What an Effective Eating Disorder Recovery Relapse Prevention Plan Looks Like

Many people don’t realize that eating disorders are also often categorized as “process issues.” What this means is that many individuals struggling with eating disorders become attached to the feelings that their process behaviors produce. These are processes such as binging and purging, overexercising, and undereating. Many individuals will feel psychological withdrawal symptoms when these processes are tempered.

It is this “withdrawal factor” that can leave so many young women susceptible to eating disorder relapse. However, an effective relapse prevention plan can help parents support their daughters through these trying times. The following are just a few options that can be utilized in an eating disorder relapse prevention plan:

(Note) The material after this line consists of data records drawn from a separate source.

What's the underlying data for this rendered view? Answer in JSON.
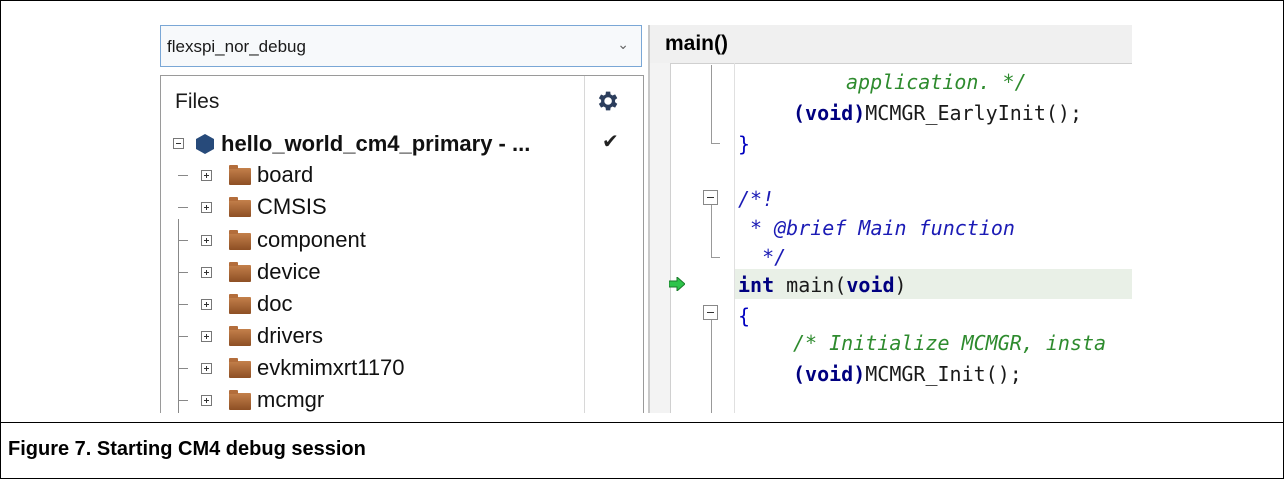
{
  "workspace": {
    "configuration": "flexspi_nor_debug",
    "files_header": "Files",
    "project": "hello_world_cm4_primary - ...",
    "folders": [
      "board",
      "CMSIS",
      "component",
      "device",
      "doc",
      "drivers",
      "evkmimxrt1170",
      "mcmgr"
    ]
  },
  "editor": {
    "function_label": "main()",
    "lines": {
      "l1": "application. */",
      "l2_kw": "(void)",
      "l2_rest": "MCMGR_EarlyInit();",
      "l3": "}",
      "l4": "/*!",
      "l5_a": " * ",
      "l5_b": "@brief Main function",
      "l6": "  */",
      "l7_a": "int",
      "l7_b": " main(",
      "l7_c": "void",
      "l7_d": ")",
      "l8": "{",
      "l9": "/* Initialize MCMGR, insta",
      "l10_kw": "(void)",
      "l10_rest": "MCMGR_Init();"
    }
  },
  "caption": "Figure 7. Starting CM4 debug session",
  "colors": {
    "accent_arrow": "#2ec44a",
    "folder": "#a0602f",
    "keyword": "#0000c0",
    "comment": "#2e8b2e"
  }
}
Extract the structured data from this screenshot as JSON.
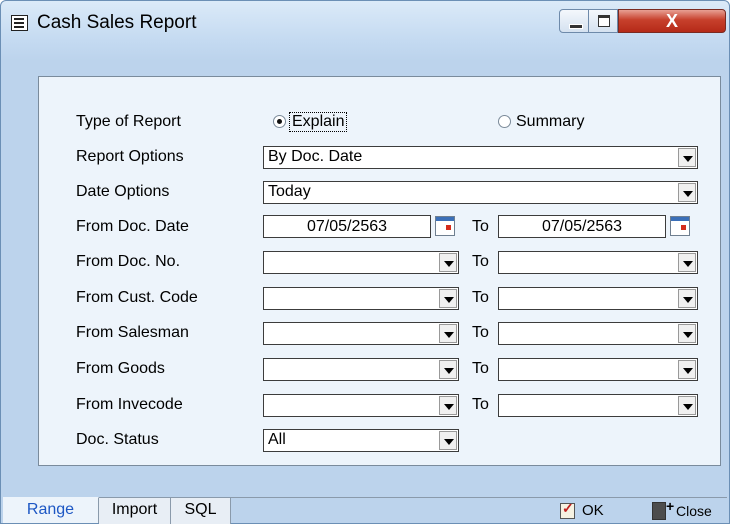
{
  "window": {
    "title": "Cash Sales Report",
    "close_glyph": "X"
  },
  "form": {
    "type_of_report": {
      "label": "Type of Report",
      "options": [
        {
          "label": "Explain",
          "checked": true
        },
        {
          "label": "Summary",
          "checked": false
        }
      ]
    },
    "report_options": {
      "label": "Report Options",
      "value": "By Doc. Date"
    },
    "date_options": {
      "label": "Date Options",
      "value": "Today"
    },
    "from_doc_date": {
      "label": "From Doc. Date",
      "from": "07/05/2563",
      "to_label": "To",
      "to": "07/05/2563"
    },
    "from_doc_no": {
      "label": "From Doc. No.",
      "from": "",
      "to_label": "To",
      "to": ""
    },
    "from_cust_code": {
      "label": "From Cust. Code",
      "from": "",
      "to_label": "To",
      "to": ""
    },
    "from_salesman": {
      "label": "From Salesman",
      "from": "",
      "to_label": "To",
      "to": ""
    },
    "from_goods": {
      "label": "From Goods",
      "from": "",
      "to_label": "To",
      "to": ""
    },
    "from_invecode": {
      "label": "From Invecode",
      "from": "",
      "to_label": "To",
      "to": ""
    },
    "doc_status": {
      "label": "Doc. Status",
      "value": "All"
    }
  },
  "tabs": [
    {
      "label": "Range",
      "active": true
    },
    {
      "label": "Import",
      "active": false
    },
    {
      "label": "SQL",
      "active": false
    }
  ],
  "footer": {
    "ok_label": "OK",
    "close_label": "Close"
  },
  "icons": {
    "title": "report-icon",
    "calendar": "calendar-icon",
    "ok": "ok-icon",
    "close": "exit-door-icon"
  }
}
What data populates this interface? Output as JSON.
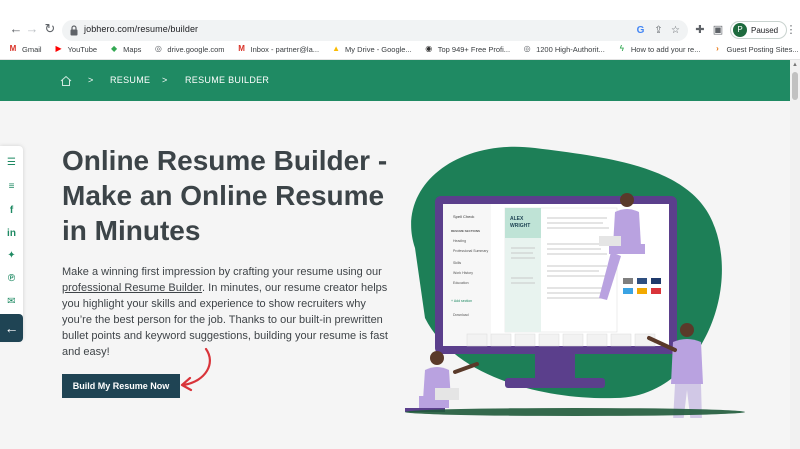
{
  "browser": {
    "url": "jobhero.com/resume/builder",
    "profile_initial": "P",
    "profile_status": "Paused"
  },
  "bookmarks": [
    {
      "label": "Gmail",
      "icon": "gmail-icon",
      "color": "#d93025",
      "glyph": "M"
    },
    {
      "label": "YouTube",
      "icon": "youtube-icon",
      "color": "#ff0000",
      "glyph": "▶"
    },
    {
      "label": "Maps",
      "icon": "maps-icon",
      "color": "#34a853",
      "glyph": "◆"
    },
    {
      "label": "drive.google.com",
      "icon": "globe-icon",
      "color": "#5f6368",
      "glyph": "◎"
    },
    {
      "label": "Inbox - partner@la...",
      "icon": "gmail-icon",
      "color": "#d93025",
      "glyph": "M"
    },
    {
      "label": "My Drive - Google...",
      "icon": "drive-icon",
      "color": "#fbbc04",
      "glyph": "▲"
    },
    {
      "label": "Top 949+ Free Profi...",
      "icon": "site-icon",
      "color": "#333333",
      "glyph": "◉"
    },
    {
      "label": "1200 High-Authorit...",
      "icon": "globe-icon",
      "color": "#5f6368",
      "glyph": "◎"
    },
    {
      "label": "How to add your re...",
      "icon": "bolt-icon",
      "color": "#34a853",
      "glyph": "ϟ"
    },
    {
      "label": "Guest Posting Sites...",
      "icon": "chevron-icon",
      "color": "#e8710a",
      "glyph": "›"
    }
  ],
  "breadcrumb": {
    "items": [
      "RESUME",
      "RESUME BUILDER"
    ],
    "separator": ">"
  },
  "hero": {
    "title": "Online Resume Builder - Make an Online Resume in Minutes",
    "desc_before": "Make a winning first impression by crafting your resume using our ",
    "desc_link": "professional Resume Builder",
    "desc_after": ". In minutes, our resume creator helps you highlight your skills and experience to show recruiters why you’re the best person for the job. Thanks to our built-in prewritten bullet points and keyword suggestions, building your resume is fast and easy!",
    "cta_label": "Build My Resume Now"
  },
  "illustration": {
    "resume_name_first": "ALEX",
    "resume_name_last": "WRIGHT",
    "spell_check": "Spell Check",
    "sections_heading": "RESUME SECTIONS",
    "sections": [
      "Heading",
      "Professional Summary",
      "Skills",
      "Work History",
      "Education"
    ],
    "add_section": "+ Add section",
    "download": "Download"
  },
  "colors": {
    "brand_green": "#1f8a63",
    "navy": "#1f4454",
    "purple": "#5b3f8c",
    "lavender": "#b9a2e0",
    "teal_blob": "#1d7f57"
  }
}
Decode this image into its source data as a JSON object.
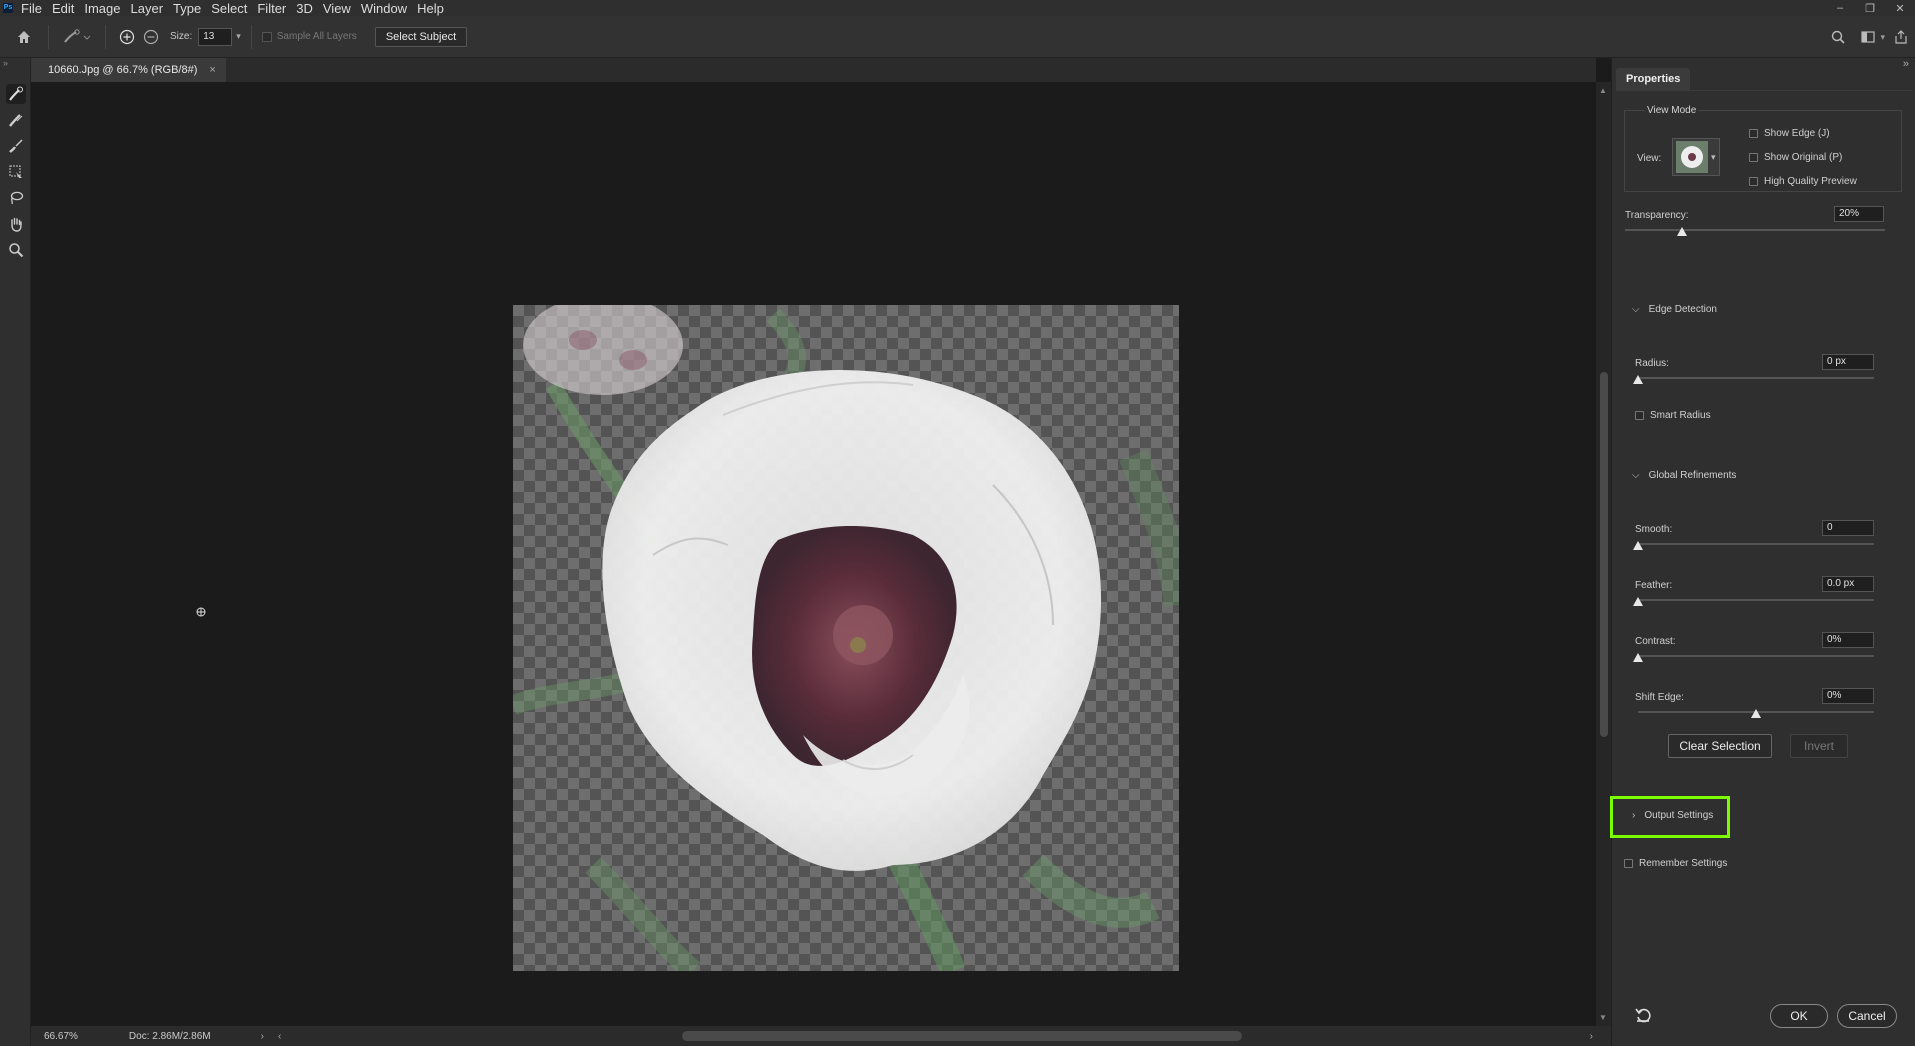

  • Being more vigilant over social media consumption
  • Monitoring the amount and types of exercise they are engaging in
  • Allowing them to take some control over their meal planning
  • Addressing any secretive or deceptive eating disorder behaviors immediately
  • Ensuring that an open line of communication is present
  • Connect them with a local eating disorder recovery community

The Eating Disorder Recovery Mission at Clearview Girls Academy

Here at Clearview Girls Academy, we understand the intense pressure that young people, especially young women, are put under in today’s often superficial social media-driven world. That is why we approach our students with empathy, compassion, and understanding.

In John 15:12, Jesus Christ tells his followers, “My command is this: Love each other as I have loved you.” We teach our students to do the same, but only after we first teach them to love themselves again.

Eating disorder recovery can be particularly difficult because unlike other disorders, like substance use disorder (SUD) for example, abstinence from food is obviously not an option. This means that an eating disorder recovery plan needs to be utilized and supported by the entire family, especially the parents. Parents can be integral in supporting healthy nutrition, responsible exercise, and comprehensive meal plans for their daughters. An effective eating disorder recovery plan will also help parents notice warning signs of a potential relapse. If you feel like your daughter may be struggling with an eating disorder or disordered eating, we can help. For more information on how to implement an effective eating disorder recovery plan, contact Clearview Girls Academy at (888) 796-5484.